| TASK ITEM |
An exact copy of the records below is required, and it must contain no pictures.
━━━━━ PROVIDED RECORDS
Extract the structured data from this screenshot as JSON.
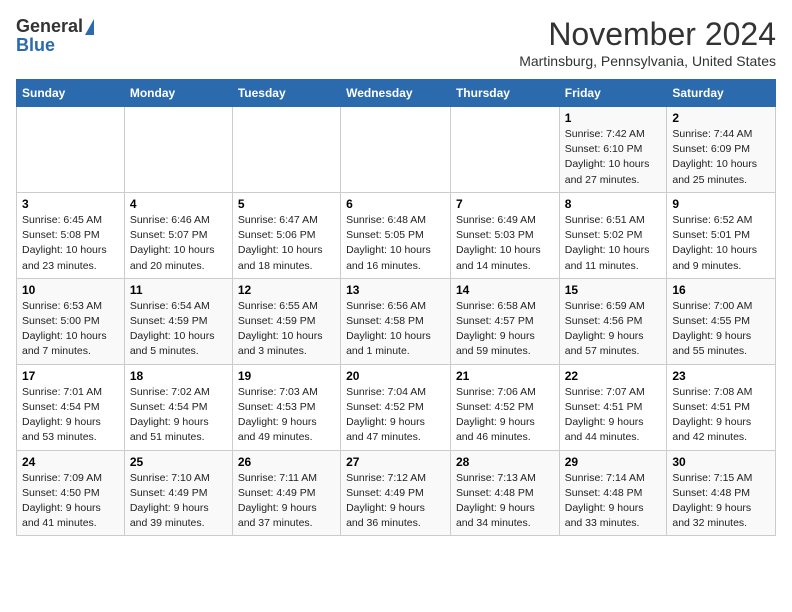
{
  "header": {
    "logo_general": "General",
    "logo_blue": "Blue",
    "month_title": "November 2024",
    "location": "Martinsburg, Pennsylvania, United States"
  },
  "days_of_week": [
    "Sunday",
    "Monday",
    "Tuesday",
    "Wednesday",
    "Thursday",
    "Friday",
    "Saturday"
  ],
  "weeks": [
    [
      {
        "day": "",
        "info": ""
      },
      {
        "day": "",
        "info": ""
      },
      {
        "day": "",
        "info": ""
      },
      {
        "day": "",
        "info": ""
      },
      {
        "day": "",
        "info": ""
      },
      {
        "day": "1",
        "info": "Sunrise: 7:42 AM\nSunset: 6:10 PM\nDaylight: 10 hours\nand 27 minutes."
      },
      {
        "day": "2",
        "info": "Sunrise: 7:44 AM\nSunset: 6:09 PM\nDaylight: 10 hours\nand 25 minutes."
      }
    ],
    [
      {
        "day": "3",
        "info": "Sunrise: 6:45 AM\nSunset: 5:08 PM\nDaylight: 10 hours\nand 23 minutes."
      },
      {
        "day": "4",
        "info": "Sunrise: 6:46 AM\nSunset: 5:07 PM\nDaylight: 10 hours\nand 20 minutes."
      },
      {
        "day": "5",
        "info": "Sunrise: 6:47 AM\nSunset: 5:06 PM\nDaylight: 10 hours\nand 18 minutes."
      },
      {
        "day": "6",
        "info": "Sunrise: 6:48 AM\nSunset: 5:05 PM\nDaylight: 10 hours\nand 16 minutes."
      },
      {
        "day": "7",
        "info": "Sunrise: 6:49 AM\nSunset: 5:03 PM\nDaylight: 10 hours\nand 14 minutes."
      },
      {
        "day": "8",
        "info": "Sunrise: 6:51 AM\nSunset: 5:02 PM\nDaylight: 10 hours\nand 11 minutes."
      },
      {
        "day": "9",
        "info": "Sunrise: 6:52 AM\nSunset: 5:01 PM\nDaylight: 10 hours\nand 9 minutes."
      }
    ],
    [
      {
        "day": "10",
        "info": "Sunrise: 6:53 AM\nSunset: 5:00 PM\nDaylight: 10 hours\nand 7 minutes."
      },
      {
        "day": "11",
        "info": "Sunrise: 6:54 AM\nSunset: 4:59 PM\nDaylight: 10 hours\nand 5 minutes."
      },
      {
        "day": "12",
        "info": "Sunrise: 6:55 AM\nSunset: 4:59 PM\nDaylight: 10 hours\nand 3 minutes."
      },
      {
        "day": "13",
        "info": "Sunrise: 6:56 AM\nSunset: 4:58 PM\nDaylight: 10 hours\nand 1 minute."
      },
      {
        "day": "14",
        "info": "Sunrise: 6:58 AM\nSunset: 4:57 PM\nDaylight: 9 hours\nand 59 minutes."
      },
      {
        "day": "15",
        "info": "Sunrise: 6:59 AM\nSunset: 4:56 PM\nDaylight: 9 hours\nand 57 minutes."
      },
      {
        "day": "16",
        "info": "Sunrise: 7:00 AM\nSunset: 4:55 PM\nDaylight: 9 hours\nand 55 minutes."
      }
    ],
    [
      {
        "day": "17",
        "info": "Sunrise: 7:01 AM\nSunset: 4:54 PM\nDaylight: 9 hours\nand 53 minutes."
      },
      {
        "day": "18",
        "info": "Sunrise: 7:02 AM\nSunset: 4:54 PM\nDaylight: 9 hours\nand 51 minutes."
      },
      {
        "day": "19",
        "info": "Sunrise: 7:03 AM\nSunset: 4:53 PM\nDaylight: 9 hours\nand 49 minutes."
      },
      {
        "day": "20",
        "info": "Sunrise: 7:04 AM\nSunset: 4:52 PM\nDaylight: 9 hours\nand 47 minutes."
      },
      {
        "day": "21",
        "info": "Sunrise: 7:06 AM\nSunset: 4:52 PM\nDaylight: 9 hours\nand 46 minutes."
      },
      {
        "day": "22",
        "info": "Sunrise: 7:07 AM\nSunset: 4:51 PM\nDaylight: 9 hours\nand 44 minutes."
      },
      {
        "day": "23",
        "info": "Sunrise: 7:08 AM\nSunset: 4:51 PM\nDaylight: 9 hours\nand 42 minutes."
      }
    ],
    [
      {
        "day": "24",
        "info": "Sunrise: 7:09 AM\nSunset: 4:50 PM\nDaylight: 9 hours\nand 41 minutes."
      },
      {
        "day": "25",
        "info": "Sunrise: 7:10 AM\nSunset: 4:49 PM\nDaylight: 9 hours\nand 39 minutes."
      },
      {
        "day": "26",
        "info": "Sunrise: 7:11 AM\nSunset: 4:49 PM\nDaylight: 9 hours\nand 37 minutes."
      },
      {
        "day": "27",
        "info": "Sunrise: 7:12 AM\nSunset: 4:49 PM\nDaylight: 9 hours\nand 36 minutes."
      },
      {
        "day": "28",
        "info": "Sunrise: 7:13 AM\nSunset: 4:48 PM\nDaylight: 9 hours\nand 34 minutes."
      },
      {
        "day": "29",
        "info": "Sunrise: 7:14 AM\nSunset: 4:48 PM\nDaylight: 9 hours\nand 33 minutes."
      },
      {
        "day": "30",
        "info": "Sunrise: 7:15 AM\nSunset: 4:48 PM\nDaylight: 9 hours\nand 32 minutes."
      }
    ]
  ]
}
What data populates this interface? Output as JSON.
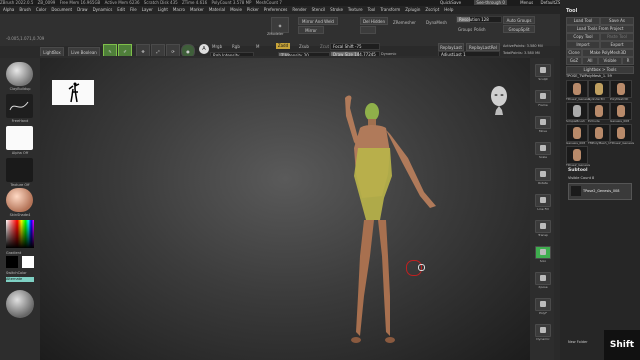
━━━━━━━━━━
| EXERCISE OUTPUT |
Extract the structured data from this screenshot as JSON.
{
  "header": {
    "logo_general": "General",
    "logo_blue": "Blue",
    "month_title": "November 2024",
    "location": "Martinsburg, Pennsylvania, United States"
  },
  "days_of_week": [
    "Sunday",
    "Monday",
    "Tuesday",
    "Wednesday",
    "Thursday",
    "Friday",
    "Saturday"
  ],
  "weeks": [
    [
      {
        "day": "",
        "info": ""
      },
      {
        "day": "",
        "info": ""
      },
      {
        "day": "",
        "info": ""
      },
      {
        "day": "",
        "info": ""
      },
      {
        "day": "",
        "info": ""
      },
      {
        "day": "1",
        "info": "Sunrise: 7:42 AM\nSunset: 6:10 PM\nDaylight: 10 hours\nand 27 minutes."
      },
      {
        "day": "2",
        "info": "Sunrise: 7:44 AM\nSunset: 6:09 PM\nDaylight: 10 hours\nand 25 minutes."
      }
    ],
    [
      {
        "day": "3",
        "info": "Sunrise: 6:45 AM\nSunset: 5:08 PM\nDaylight: 10 hours\nand 23 minutes."
      },
      {
        "day": "4",
        "info": "Sunrise: 6:46 AM\nSunset: 5:07 PM\nDaylight: 10 hours\nand 20 minutes."
      },
      {
        "day": "5",
        "info": "Sunrise: 6:47 AM\nSunset: 5:06 PM\nDaylight: 10 hours\nand 18 minutes."
      },
      {
        "day": "6",
        "info": "Sunrise: 6:48 AM\nSunset: 5:05 PM\nDaylight: 10 hours\nand 16 minutes."
      },
      {
        "day": "7",
        "info": "Sunrise: 6:49 AM\nSunset: 5:03 PM\nDaylight: 10 hours\nand 14 minutes."
      },
      {
        "day": "8",
        "info": "Sunrise: 6:51 AM\nSunset: 5:02 PM\nDaylight: 10 hours\nand 11 minutes."
      },
      {
        "day": "9",
        "info": "Sunrise: 6:52 AM\nSunset: 5:01 PM\nDaylight: 10 hours\nand 9 minutes."
      }
    ],
    [
      {
        "day": "10",
        "info": "Sunrise: 6:53 AM\nSunset: 5:00 PM\nDaylight: 10 hours\nand 7 minutes."
      },
      {
        "day": "11",
        "info": "Sunrise: 6:54 AM\nSunset: 4:59 PM\nDaylight: 10 hours\nand 5 minutes."
      },
      {
        "day": "12",
        "info": "Sunrise: 6:55 AM\nSunset: 4:59 PM\nDaylight: 10 hours\nand 3 minutes."
      },
      {
        "day": "13",
        "info": "Sunrise: 6:56 AM\nSunset: 4:58 PM\nDaylight: 10 hours\nand 1 minute."
      },
      {
        "day": "14",
        "info": "Sunrise: 6:58 AM\nSunset: 4:57 PM\nDaylight: 9 hours\nand 59 minutes."
      },
      {
        "day": "15",
        "info": "Sunrise: 6:59 AM\nSunset: 4:56 PM\nDaylight: 9 hours\nand 57 minutes."
      },
      {
        "day": "16",
        "info": "Sunrise: 7:00 AM\nSunset: 4:55 PM\nDaylight: 9 hours\nand 55 minutes."
      }
    ],
    [
      {
        "day": "17",
        "info": "Sunrise: 7:01 AM\nSunset: 4:54 PM\nDaylight: 9 hours\nand 53 minutes."
      },
      {
        "day": "18",
        "info": "Sunrise: 7:02 AM\nSunset: 4:54 PM\nDaylight: 9 hours\nand 51 minutes."
      },
      {
        "day": "19",
        "info": "Sunrise: 7:03 AM\nSunset: 4:53 PM\nDaylight: 9 hours\nand 49 minutes."
      },
      {
        "day": "20",
        "info": "Sunrise: 7:04 AM\nSunset: 4:52 PM\nDaylight: 9 hours\nand 47 minutes."
      },
      {
        "day": "21",
        "info": "Sunrise: 7:06 AM\nSunset: 4:52 PM\nDaylight: 9 hours\nand 46 minutes."
      },
      {
        "day": "22",
        "info": "Sunrise: 7:07 AM\nSunset: 4:51 PM\nDaylight: 9 hours\nand 44 minutes."
      },
      {
        "day": "23",
        "info": "Sunrise: 7:08 AM\nSunset: 4:51 PM\nDaylight: 9 hours\nand 42 minutes."
      }
    ],
    [
      {
        "day": "24",
        "info": "Sunrise: 7:09 AM\nSunset: 4:50 PM\nDaylight: 9 hours\nand 41 minutes."
      },
      {
        "day": "25",
        "info": "Sunrise: 7:10 AM\nSunset: 4:49 PM\nDaylight: 9 hours\nand 39 minutes."
      },
      {
        "day": "26",
        "info": "Sunrise: 7:11 AM\nSunset: 4:49 PM\nDaylight: 9 hours\nand 37 minutes."
      },
      {
        "day": "27",
        "info": "Sunrise: 7:12 AM\nSunset: 4:49 PM\nDaylight: 9 hours\nand 36 minutes."
      },
      {
        "day": "28",
        "info": "Sunrise: 7:13 AM\nSunset: 4:48 PM\nDaylight: 9 hours\nand 34 minutes."
      },
      {
        "day": "29",
        "info": "Sunrise: 7:14 AM\nSunset: 4:48 PM\nDaylight: 9 hours\nand 33 minutes."
      },
      {
        "day": "30",
        "info": "Sunrise: 7:15 AM\nSunset: 4:48 PM\nDaylight: 9 hours\nand 32 minutes."
      }
    ]
  ]
}
What data populates this interface? Output as JSON.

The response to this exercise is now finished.